5. CAN A LANDLORD’S AGENT COLLECT A “BROKER FEE” FROM THE PROSPECTIVE TENANT? No, a landlord’s agent cannot be compensated by the prospective tenant for bringing about the meeting of the minds. NY RPL § 238-a(1)(a) provides, in part, “no landlord, lessor, sub-lessor or grantor may demand any payment, fee, or charge for the processing, review or acceptance of an application, or demand any other payment, fee or charge before or at the beginning of the tenancy, except background checks and credit checks….” The fee to bring about the meeting of the minds would be a “payment, fee or charge before or at the beginning of the tenancy” other than a background or credit check as provided in this section. Accordingly, a landlord’s agent that collects a fee for bringing about the meeting of the minds between the landlord and tenant (i.e., the broker fee) from the tenant can be subject to discipline. 
What good timing for this to come up because our course materials included an explanation of the requirements for an agency (DOS) to issue a regulation, which were not undertaken with respect to this Guidance. As such, the Guidance is NOT law, but, instead an agency's interpretation of law. With respect to the Guidance constituting an interpretation rather than law, we explained how and when an agency's interpretation is given deference by the courts who are the co-equal branch of government with the constitutional authority to be the final voice on interpreting statutes (laws). Incident thereto, we shared the following quotes from case law with our students:
It is well settled that “[a]n agency's interpretation of its own regulation ‘is entitled to deference if that interpretation is not irrational or unreasonable’” &
“the question is one of pure statutory reading and analysis, dependent only on accurate apprehension of legislative intent, there is little basis to rely on any special competence or expertise of the  administrative agency and its interpretive regulations... And, of course, if the regulation runs counter to the clear wording of a statutory provision, it should not be accorded any weight.”
Oh, do we expect a legal battle on this issue. Stay tuned. It's going to get entertaining fast.

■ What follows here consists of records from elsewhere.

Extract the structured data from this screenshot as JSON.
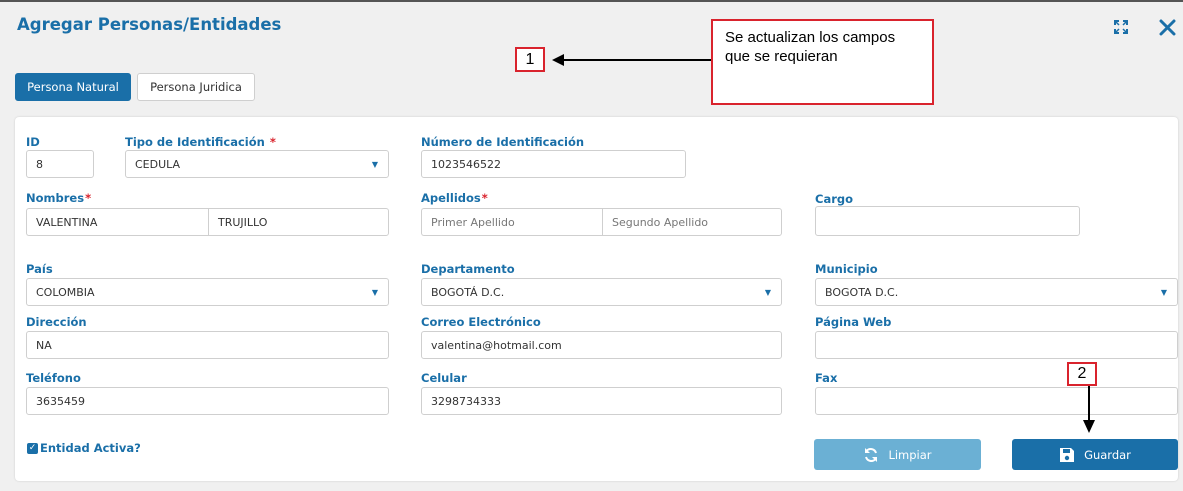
{
  "window": {
    "title": "Agregar Personas/Entidades",
    "expand_icon": "expand-icon",
    "close_icon": "close-icon"
  },
  "tabs": [
    {
      "label": "Persona Natural",
      "active": true
    },
    {
      "label": "Persona Juridica",
      "active": false
    }
  ],
  "form": {
    "id": {
      "label": "ID",
      "value": "8"
    },
    "tipo_id": {
      "label": "Tipo de Identificación",
      "required": "*",
      "value": "CEDULA"
    },
    "numero_id": {
      "label": "Número de Identificación",
      "value": "1023546522"
    },
    "nombres": {
      "label": "Nombres",
      "required": "*",
      "first": "VALENTINA",
      "second": "TRUJILLO"
    },
    "apellidos": {
      "label": "Apellidos",
      "required": "*",
      "first_placeholder": "Primer Apellido",
      "second_placeholder": "Segundo Apellido"
    },
    "cargo": {
      "label": "Cargo",
      "value": ""
    },
    "pais": {
      "label": "País",
      "value": "COLOMBIA"
    },
    "departamento": {
      "label": "Departamento",
      "value": "BOGOTÁ D.C."
    },
    "municipio": {
      "label": "Municipio",
      "value": "BOGOTA D.C."
    },
    "direccion": {
      "label": "Dirección",
      "value": "NA"
    },
    "correo": {
      "label": "Correo Electrónico",
      "value": "valentina@hotmail.com"
    },
    "pagina_web": {
      "label": "Página Web",
      "value": ""
    },
    "telefono": {
      "label": "Teléfono",
      "value": "3635459"
    },
    "celular": {
      "label": "Celular",
      "value": "3298734333"
    },
    "fax": {
      "label": "Fax",
      "value": ""
    },
    "entidad_activa": {
      "label": "Entidad Activa?",
      "checked": true
    }
  },
  "buttons": {
    "limpiar": {
      "label": "Limpiar",
      "icon": "refresh-icon",
      "color": "#6bb0d4"
    },
    "guardar": {
      "label": "Guardar",
      "icon": "floppy-disk-icon",
      "color": "#1a6fa8"
    }
  },
  "annotations": {
    "marker1": "1",
    "marker2": "2",
    "callout": "Se actualizan los campos que se requieran"
  },
  "colors": {
    "accent": "#1a6fa8",
    "required": "#d9232d",
    "annotation_red": "#d9232d"
  }
}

Wednesday, January 15, 2020

Real Estate Brokers - Guess the Pass Rate on the Salesperson Exam from 9/17/19 to 12/16/19

Tuesday, January 14, 2020

Real Estate Brokers - Guess How Many License Complaints DOS Received from 9/17/19 to 12/16/19

248 in 3 months

According to the Board of Real Estate Meeting

Of which DOS:

  • 121 closed
  • 2 withdrawan
  • 2 duplicates
  • 19 civil matter
  • 9 resolved
  • 8 no violation
  • 24 no jurisdiction
  • 11 insufficient evidence
  • 43 were holds placed on licensee's record to address brefore renew
  • 6 were referred to counsel for a hearing
Lieb School - where the law is followed